I’ve done a few articles now on Atom Hopper which is an open source project hosted on GitHub. Up until now though Atom Hopper has been left open to world if you are not inside of a private network (which of course could be the case). This is not always ideal to allow anyone to POST new ATOM entries. Today I’ll show you how to setup Apache Tomcat with Atom Hopper so that you must provide credentials to POST, but anyone can call the GET.
If you haven’t worked through my last article on Tomcat basic authentication then now would be a good time. Also, you probably want to read my other articles on Atom Hopper first or this won’t make much sense as I assume in this article you’ve read those already. I will assume you already have the Atom Hopper WAR file built and ready to go. I am also assuming you’ve used the prior article to build the MySQL table. In addition you will need to make the changes in that article to the server.xml file, etc.
With all the steps done in the prior article, take the newly built Atom Hopper WAR file and rename it to: ROOT.war
Copy the ROOT.war file into the Tomcat webapps folder (if a ROOT folder already exists you can either delete it or just keep the original name of the Atom Hopper WAR file but you will need to modify the upcoming steps).
Ensure you have added all the changes to the server.xml file and context.xml file.
With the ROOT.war file now in the webapps folder start Tomcat and let it extract the ROOT.war file.
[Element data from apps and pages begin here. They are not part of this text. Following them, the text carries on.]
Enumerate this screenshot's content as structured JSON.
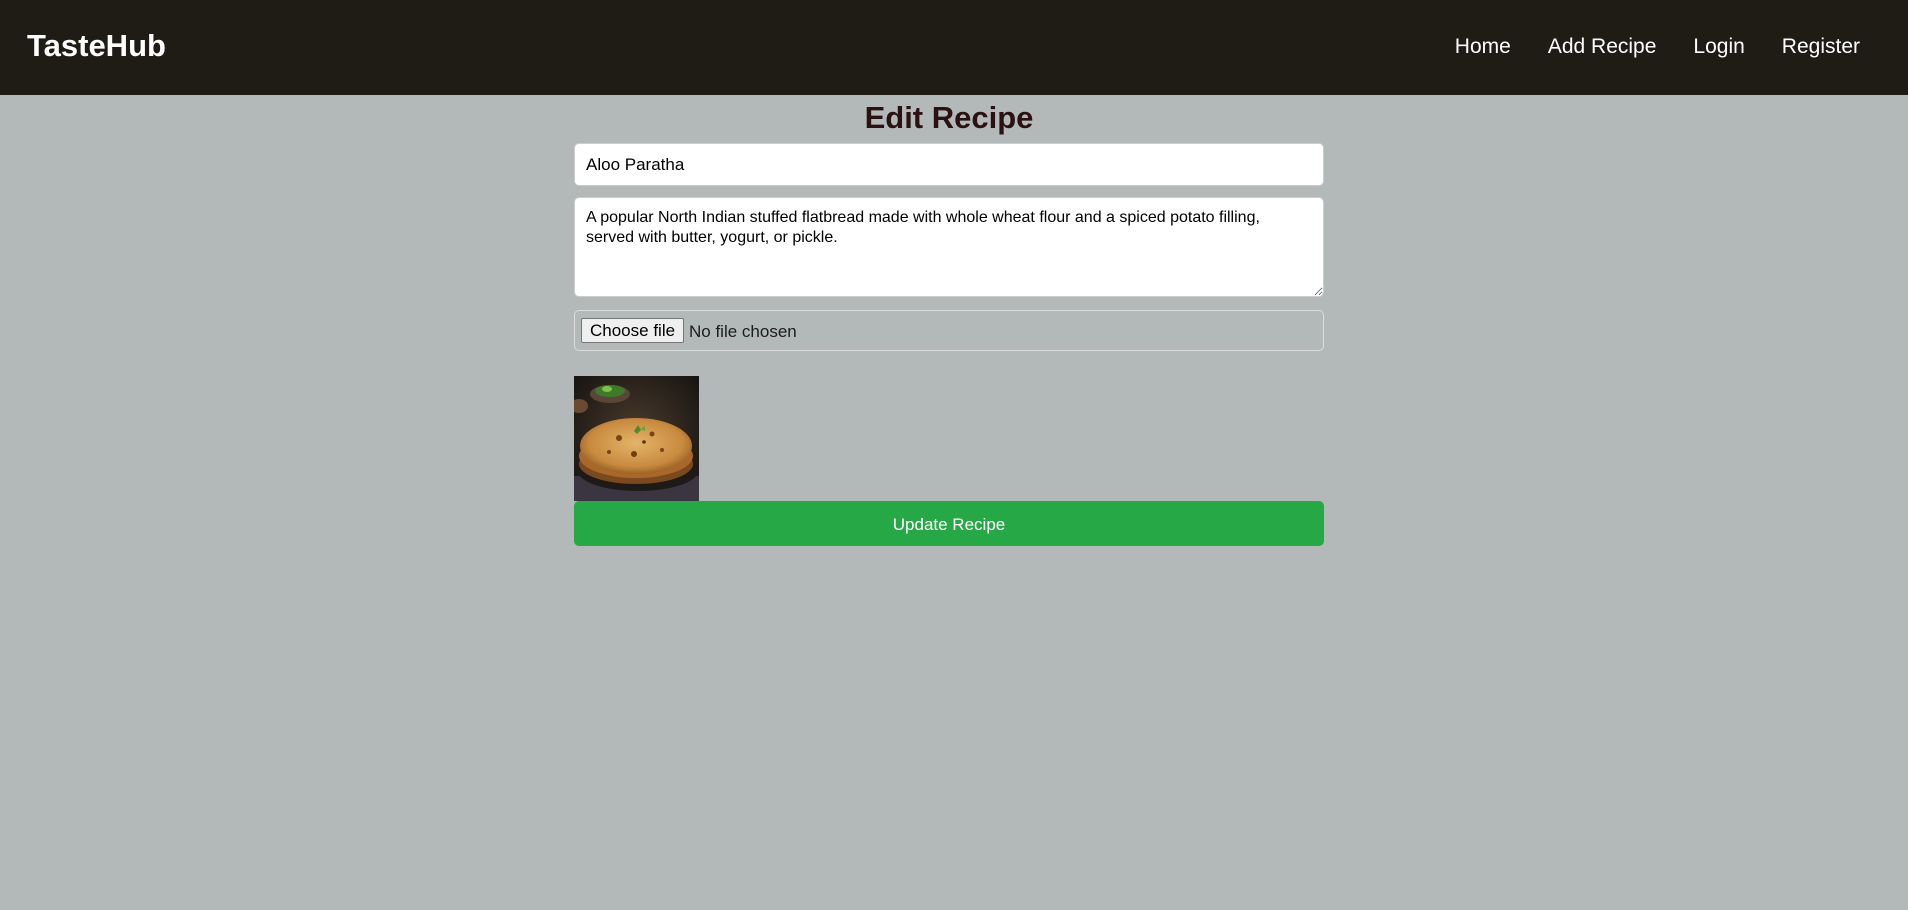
{
  "navbar": {
    "brand": "TasteHub",
    "links": [
      "Home",
      "Add Recipe",
      "Login",
      "Register"
    ]
  },
  "page": {
    "title": "Edit Recipe"
  },
  "form": {
    "title_value": "Aloo Paratha",
    "description_value": "A popular North Indian stuffed flatbread made with whole wheat flour and a spiced potato filling, served with butter, yogurt, or pickle.",
    "file_button_label": "Choose file",
    "file_status": "No file chosen",
    "submit_label": "Update Recipe"
  },
  "colors": {
    "navbar_bg": "#1f1c16",
    "page_bg": "#b3b9b9",
    "submit_bg": "#26a846",
    "title_text": "#2a1212"
  }
}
Go into the ROOT/WEB-INF folder now and find the web.xml file and open it up. Add the following to the file:
<security-constraint> <web-resource-collection> <web-resource-name>Wildcard means whole app requires authentication</web-resource-name> <url-pattern>/*</url-pattern> <http-method>POST</http-method> <http-method>DELETE</http-method> <http-method>PUT</http-method> </web-resource-collection> <auth-constraint> <role-name>authenticated</role-name> </auth-constraint> </security-constraint> <security-role> <role-name>authenticated</role-name> </security-role> <login-config> <auth-method>BASIC</auth-method> <realm-name>tomcat_realm</realm-name> </login-config>
Notice how I left out the:
This means the basic authentication will only apply to POST, DELETE, or PUT. Anyone can get an Atom Hopper feed but only authenticated users can POST new data.
Save the file. Go grab the MySQL JDBC driver and extract the jar file to the Tomcat lib folder.
Using Poster you can now test everything out.
You should see that you need to authenticate for a POST but not for a GET. You’ve now setup Atom Hopper to only allow authenticated users to create new feed entries.
One final point to make is that unless you use SSL the username and password in this technique will be sent over clear text. You should also look into implementing the LockOutRealm to assist in protecting from brute force scripted attacks.